Cryptocurrencies have faced a lot of criticisms over the years for various reasons. One of the biggest criticisms is the amount of power it takes to mine crypto tokens. However, Soluna, a renewable power company might just change the mining game.
It is estimated that mining cryptocurrencies uses almost as much electricity as the whole of Ireland. Environmentalists have long complained about the effects of the ever-increasing cryptocurrency activities on the environment.
While this is a valid concern, several steps have been taken to cut down on cryptocurrencies power requirements including a purchase of a 37,000-acre in Morocco for the purpose of generating power for cryptocurrency mining.
Plans for Mining
The work on the site began over 9 years ago but after the management in charge of the project was changed, progress soon increased.
This project is being done in conjunction with a German wind-power firm ATLUS AG. The goal is to distribute power to a computer center that generates cryptocurrency.
This move is first in a number of plans to make crypto technology more energy friendly and renewable.
While the field will be producing up to 900 megawatts, the worldwide cryptocurrency network uses up to 2.55 Gigawatts of power.
The energy-intensive nature of crypto mining is perhaps one of the more difficult aspects of it and one that prevents many from mining in the first place.
It is extremely expensive as it drives up power cost exponentially and in some cases, eats into the profits of miners.
As a result of this, a good portion of crypto mining takes place in countries like China where power is cheaper.
However, this power is often produced through coal, which is counterproductive to environmentally friendly efforts being made by many countries in the western world.
Projects like these – power-generating plants dedicated to crypto token mining, could help significantly bring down the cost of mining as well as benefit the environment at the same time.
What’s the Goal?
For this alternative to be viable, the wind plant has to match the price of the currently existing sources of power that are favored by miners.
Its goal is to become as cheap as coal-derived energy in China.

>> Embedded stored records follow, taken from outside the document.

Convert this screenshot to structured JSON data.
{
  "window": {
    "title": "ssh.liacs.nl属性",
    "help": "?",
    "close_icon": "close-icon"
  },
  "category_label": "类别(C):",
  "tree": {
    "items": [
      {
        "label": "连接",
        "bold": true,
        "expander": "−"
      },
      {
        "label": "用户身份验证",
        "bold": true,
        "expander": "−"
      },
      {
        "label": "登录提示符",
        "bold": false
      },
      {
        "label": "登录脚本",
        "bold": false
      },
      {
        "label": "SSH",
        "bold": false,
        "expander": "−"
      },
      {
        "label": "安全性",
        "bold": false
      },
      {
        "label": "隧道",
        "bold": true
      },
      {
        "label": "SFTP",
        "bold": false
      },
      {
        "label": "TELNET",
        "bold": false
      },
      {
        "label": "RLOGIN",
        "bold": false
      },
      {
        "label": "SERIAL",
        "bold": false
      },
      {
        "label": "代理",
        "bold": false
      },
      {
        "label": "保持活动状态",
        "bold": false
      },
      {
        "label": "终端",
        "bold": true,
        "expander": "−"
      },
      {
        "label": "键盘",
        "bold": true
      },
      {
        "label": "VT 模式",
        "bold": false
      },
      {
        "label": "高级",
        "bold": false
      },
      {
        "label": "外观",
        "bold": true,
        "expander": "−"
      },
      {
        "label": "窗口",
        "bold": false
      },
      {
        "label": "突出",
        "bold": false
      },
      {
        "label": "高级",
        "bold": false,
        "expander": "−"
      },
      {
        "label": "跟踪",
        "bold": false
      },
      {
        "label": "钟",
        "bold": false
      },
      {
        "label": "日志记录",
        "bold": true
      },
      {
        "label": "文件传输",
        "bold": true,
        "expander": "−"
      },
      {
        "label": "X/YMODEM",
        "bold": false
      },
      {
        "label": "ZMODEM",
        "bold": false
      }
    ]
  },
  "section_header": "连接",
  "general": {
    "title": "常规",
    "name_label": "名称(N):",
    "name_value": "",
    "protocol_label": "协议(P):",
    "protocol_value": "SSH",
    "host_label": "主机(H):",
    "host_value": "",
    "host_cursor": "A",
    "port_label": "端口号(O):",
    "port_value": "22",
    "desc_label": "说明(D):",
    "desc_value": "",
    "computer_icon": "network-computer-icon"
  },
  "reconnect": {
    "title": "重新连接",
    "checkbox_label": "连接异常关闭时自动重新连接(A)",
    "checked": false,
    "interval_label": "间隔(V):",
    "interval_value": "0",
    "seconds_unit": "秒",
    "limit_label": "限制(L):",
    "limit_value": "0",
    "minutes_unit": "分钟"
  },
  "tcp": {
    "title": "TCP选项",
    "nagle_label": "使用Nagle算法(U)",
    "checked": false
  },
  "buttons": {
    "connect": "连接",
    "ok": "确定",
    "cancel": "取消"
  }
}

CEO of Soluna, John Belizaire says,
“Assuming you can develop the power at the lowest cost, you by definition will always have the lowest cost, because no one is going to change your power price.”